(Data extracted from a collection)
=====

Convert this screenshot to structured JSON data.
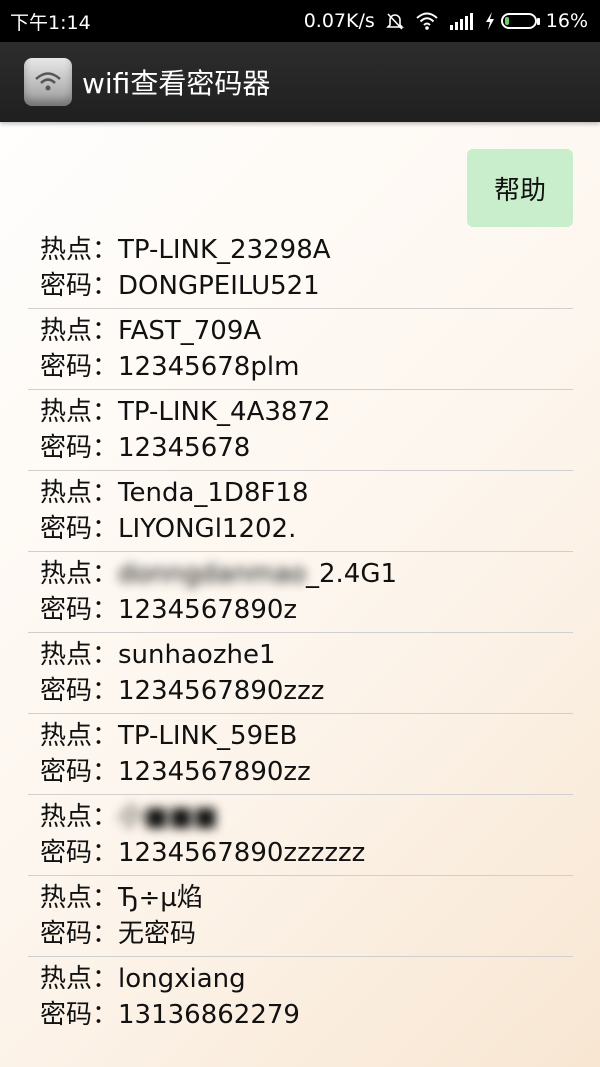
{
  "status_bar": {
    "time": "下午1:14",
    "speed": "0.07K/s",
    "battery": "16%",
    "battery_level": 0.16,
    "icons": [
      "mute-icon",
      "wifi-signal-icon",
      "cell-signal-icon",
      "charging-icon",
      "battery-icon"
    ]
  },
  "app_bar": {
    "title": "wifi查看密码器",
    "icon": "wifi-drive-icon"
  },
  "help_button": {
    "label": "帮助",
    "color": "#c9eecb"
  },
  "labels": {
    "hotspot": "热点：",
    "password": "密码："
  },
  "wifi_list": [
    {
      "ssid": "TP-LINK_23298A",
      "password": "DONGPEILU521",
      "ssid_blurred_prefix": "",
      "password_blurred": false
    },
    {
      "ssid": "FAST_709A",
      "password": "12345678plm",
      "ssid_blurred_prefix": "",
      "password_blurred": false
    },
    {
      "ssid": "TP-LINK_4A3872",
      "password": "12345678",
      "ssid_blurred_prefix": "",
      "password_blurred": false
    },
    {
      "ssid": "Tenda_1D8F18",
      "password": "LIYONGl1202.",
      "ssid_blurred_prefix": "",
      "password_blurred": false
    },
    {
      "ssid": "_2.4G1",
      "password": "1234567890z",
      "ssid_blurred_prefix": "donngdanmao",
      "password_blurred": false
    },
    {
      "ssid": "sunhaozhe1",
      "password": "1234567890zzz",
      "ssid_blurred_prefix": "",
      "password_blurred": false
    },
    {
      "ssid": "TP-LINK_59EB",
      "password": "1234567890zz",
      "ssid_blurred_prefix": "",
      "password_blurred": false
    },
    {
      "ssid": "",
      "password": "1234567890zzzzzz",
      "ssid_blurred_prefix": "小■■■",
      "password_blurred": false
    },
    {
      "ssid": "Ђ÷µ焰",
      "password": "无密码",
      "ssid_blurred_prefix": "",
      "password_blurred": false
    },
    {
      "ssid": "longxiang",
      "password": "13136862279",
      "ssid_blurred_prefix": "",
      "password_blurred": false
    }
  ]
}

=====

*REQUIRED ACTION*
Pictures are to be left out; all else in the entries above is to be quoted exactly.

*THE COMPLETED TASK*
Convert this screenshot to structured JSON data.
{
  "status_bar": {
    "time": "下午1:14",
    "speed": "0.07K/s",
    "battery": "16%",
    "battery_level": 0.16,
    "icons": [
      "mute-icon",
      "wifi-signal-icon",
      "cell-signal-icon",
      "charging-icon",
      "battery-icon"
    ]
  },
  "app_bar": {
    "title": "wifi查看密码器",
    "icon": "wifi-drive-icon"
  },
  "help_button": {
    "label": "帮助",
    "color": "#c9eecb"
  },
  "labels": {
    "hotspot": "热点：",
    "password": "密码："
  },
  "wifi_list": [
    {
      "ssid": "TP-LINK_23298A",
      "password": "DONGPEILU521",
      "ssid_blurred_prefix": "",
      "password_blurred": false
    },
    {
      "ssid": "FAST_709A",
      "password": "12345678plm",
      "ssid_blurred_prefix": "",
      "password_blurred": false
    },
    {
      "ssid": "TP-LINK_4A3872",
      "password": "12345678",
      "ssid_blurred_prefix": "",
      "password_blurred": false
    },
    {
      "ssid": "Tenda_1D8F18",
      "password": "LIYONGl1202.",
      "ssid_blurred_prefix": "",
      "password_blurred": false
    },
    {
      "ssid": "_2.4G1",
      "password": "1234567890z",
      "ssid_blurred_prefix": "donngdanmao",
      "password_blurred": false
    },
    {
      "ssid": "sunhaozhe1",
      "password": "1234567890zzz",
      "ssid_blurred_prefix": "",
      "password_blurred": false
    },
    {
      "ssid": "TP-LINK_59EB",
      "password": "1234567890zz",
      "ssid_blurred_prefix": "",
      "password_blurred": false
    },
    {
      "ssid": "",
      "password": "1234567890zzzzzz",
      "ssid_blurred_prefix": "小■■■",
      "password_blurred": false
    },
    {
      "ssid": "Ђ÷µ焰",
      "password": "无密码",
      "ssid_blurred_prefix": "",
      "password_blurred": false
    },
    {
      "ssid": "longxiang",
      "password": "13136862279",
      "ssid_blurred_prefix": "",
      "password_blurred": false
    }
  ]
}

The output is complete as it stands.